Second hour we had a physical therapist talk to us. He took us through a very telling exercise. First we brain stormed words for what the pain feels like (sharp, shooting, aching, etc) then words for what thoughts and feelings we have about the pain (anxious, hopeless, depressed, angry and so on.) The third list was words for how the pain affects our relationships (more anxiety, anger, frustration and such.) "The first list," he said, "is the facts associated with the pain. The second and third lists," he said gesturing their direction, "are the suffering involved with the pain. The pain is a fact, but the suffering is optional. And we can help you with that."
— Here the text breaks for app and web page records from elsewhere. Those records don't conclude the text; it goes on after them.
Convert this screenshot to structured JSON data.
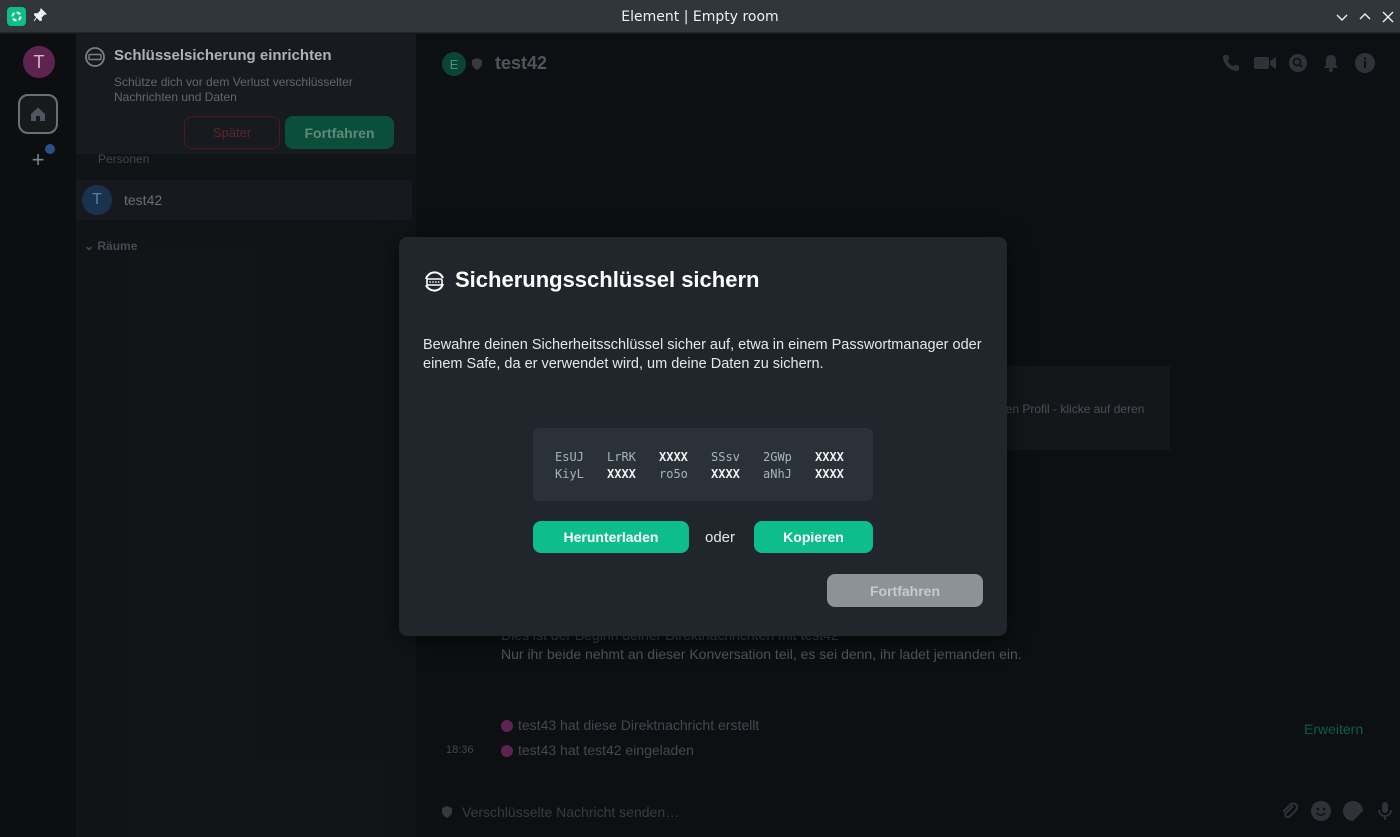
{
  "window": {
    "title": "Element | Empty room"
  },
  "spaces": {
    "user_initial": "T",
    "plus": "+"
  },
  "toast": {
    "title": "Schlüsselsicherung einrichten",
    "description": "Schütze dich vor dem Verlust verschlüsselter Nachrichten und Daten",
    "later_label": "Später",
    "continue_label": "Fortfahren"
  },
  "roomlist": {
    "people_section": "Personen",
    "rooms_section": "Räume",
    "room": {
      "initial": "T",
      "name": "test42"
    }
  },
  "room_header": {
    "initial": "E",
    "name": "test42"
  },
  "timeline": {
    "tooltip_fragment": "nen Profil - klicke auf deren",
    "intro_line1": "Dies ist der Beginn deiner Direktnachrichten mit test42",
    "intro_line2": "Nur ihr beide nehmt an dieser Konversation teil, es sei denn, ihr ladet jemanden ein.",
    "event1": "test43 hat diese Direktnachricht erstellt",
    "event2": "test43 hat test42 eingeladen",
    "time": "18:36",
    "expand_label": "Erweitern"
  },
  "composer": {
    "placeholder": "Verschlüsselte Nachricht senden…"
  },
  "dialog": {
    "title": "Sicherungsschlüssel sichern",
    "description": "Bewahre deinen Sicherheitsschlüssel sicher auf, etwa in einem Passwortmanager oder einem Safe, da er verwendet wird, um deine Daten zu sichern.",
    "key_row1": [
      "EsUJ",
      "LrRK",
      "XXXX",
      "SSsv",
      "2GWp",
      "XXXX"
    ],
    "key_row2": [
      "KiyL",
      "XXXX",
      "ro5o",
      "XXXX",
      "aNhJ",
      "XXXX"
    ],
    "download_label": "Herunterladen",
    "or_label": "oder",
    "copy_label": "Kopieren",
    "continue_label": "Fortfahren"
  },
  "colors": {
    "accent": "#0dbd8b",
    "dialog_bg": "#21262c",
    "danger": "#5a1e22"
  }
}
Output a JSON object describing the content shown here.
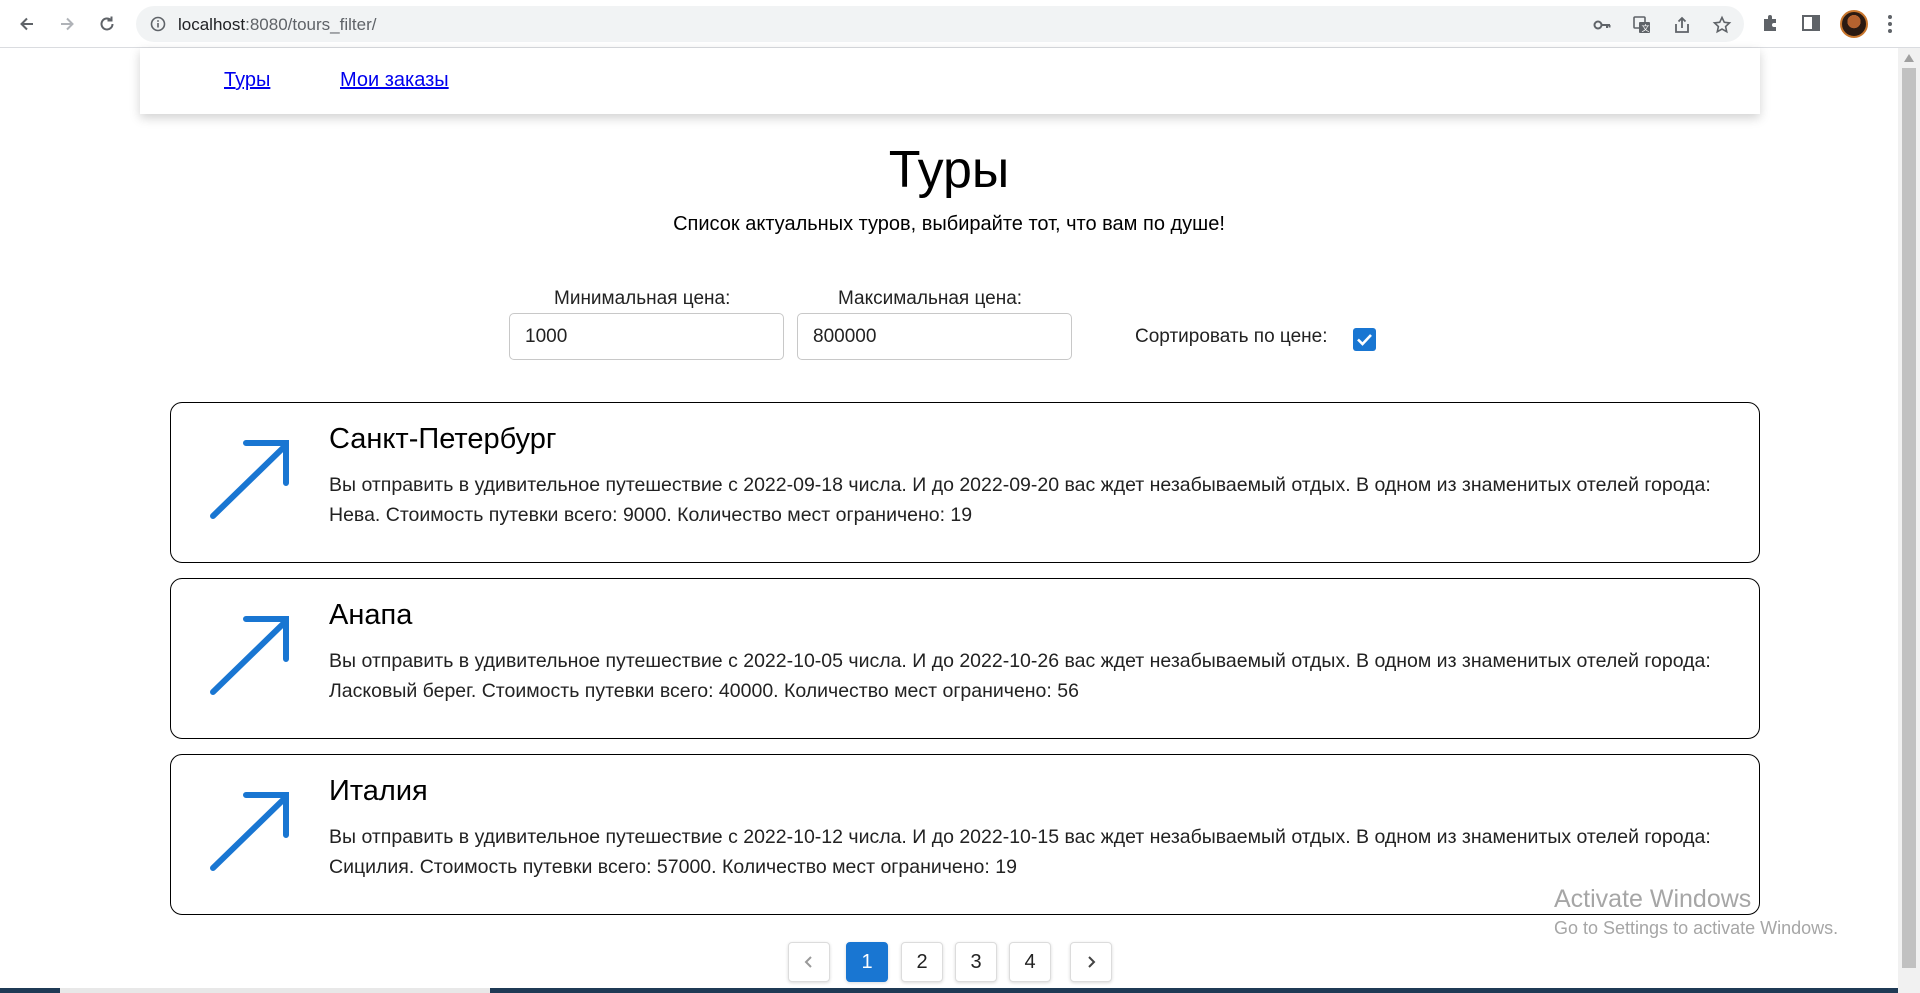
{
  "browser": {
    "url_host": "localhost",
    "url_path": ":8080/tours_filter/"
  },
  "nav": {
    "tours_link": "Туры",
    "orders_link": "Мои заказы"
  },
  "page": {
    "title": "Туры",
    "subtitle": "Список актуальных туров, выбирайте тот, что вам по душе!"
  },
  "filters": {
    "min_price_label": "Минимальная цена:",
    "min_price_value": "1000",
    "max_price_label": "Максимальная цена:",
    "max_price_value": "800000",
    "sort_label": "Сортировать по цене:",
    "sort_checked": true
  },
  "tours": [
    {
      "name": "Санкт-Петербург",
      "description": "Вы отправить в удивительное путешествие с 2022-09-18 числа. И до 2022-09-20 вас ждет незабываемый отдых. В одном из знаменитых отелей города: Нева. Стоимость путевки всего: 9000. Количество мест ограничено: 19"
    },
    {
      "name": "Анапа",
      "description": "Вы отправить в удивительное путешествие с 2022-10-05 числа. И до 2022-10-26 вас ждет незабываемый отдых. В одном из знаменитых отелей города: Ласковый берег. Стоимость путевки всего: 40000. Количество мест ограничено: 56"
    },
    {
      "name": "Италия",
      "description": "Вы отправить в удивительное путешествие с 2022-10-12 числа. И до 2022-10-15 вас ждет незабываемый отдых. В одном из знаменитых отелей города: Сицилия. Стоимость путевки всего: 57000. Количество мест ограничено: 19"
    }
  ],
  "pagination": {
    "pages": [
      "1",
      "2",
      "3",
      "4"
    ],
    "current": "1"
  },
  "watermark": {
    "title": "Activate Windows",
    "subtitle": "Go to Settings to activate Windows."
  },
  "colors": {
    "accent": "#1976d2",
    "link": "#0000ee"
  },
  "icons": {
    "tour_icon": "arrow-up-right-icon"
  }
}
Damn--and we all wanted them to just make the pain go away. i suppose i should have gotten a clue from that word "chronic" that it ain't goin' nowhere.

People dynamics were fascinating to me, as always. There were a couple of men who wanted to use the class as a vehicle to hear themselves talk about how awful their pain is and how hard it all is. i understand it's hard. We are all, HELLO, in a chronic pain program. The facilitator was good to bring them back into focus. As we were each sharing ONE goal we hoped to achieve as a result of the program, those particular guys would try to again go off into how hard their life is and how awful their pain is and pick a goal such as "getting rid of the pain." The facilitator said, flat out, "Pick another goal." Was the manly man with his painly pain not listening?? Some pain does not go away.

It appears i will enjoy the program, especially watching the people, seeing who "gets" it and who refuses to. i bet a couple of manly men will not return. The clinic does not promise them a magic pill and magic solution, so why should they bother.

One woman there has had MS for years, and is frustrated with other people not getting it. Her goal, simply put, is to be able to cook herself meals. i said my goal has always been to NOT cook meals, but realistically i do understand how frustrating that would be to not be able to stand long enough to prepare yourself food. i'm just a smart mouth and can't seem to control that. As in when physical-therapist-guy was making the lists of feelings etc and asking "who in here has felt this way about their pain?" and i said, "All of these things really do seem to apply to me, and i would keep my hand up, but it hurts too much." He smiled. A little chronic pain humor, who doesn't need that?

We'll see what next week brings, but at the moment my Hope Meter is up a few points.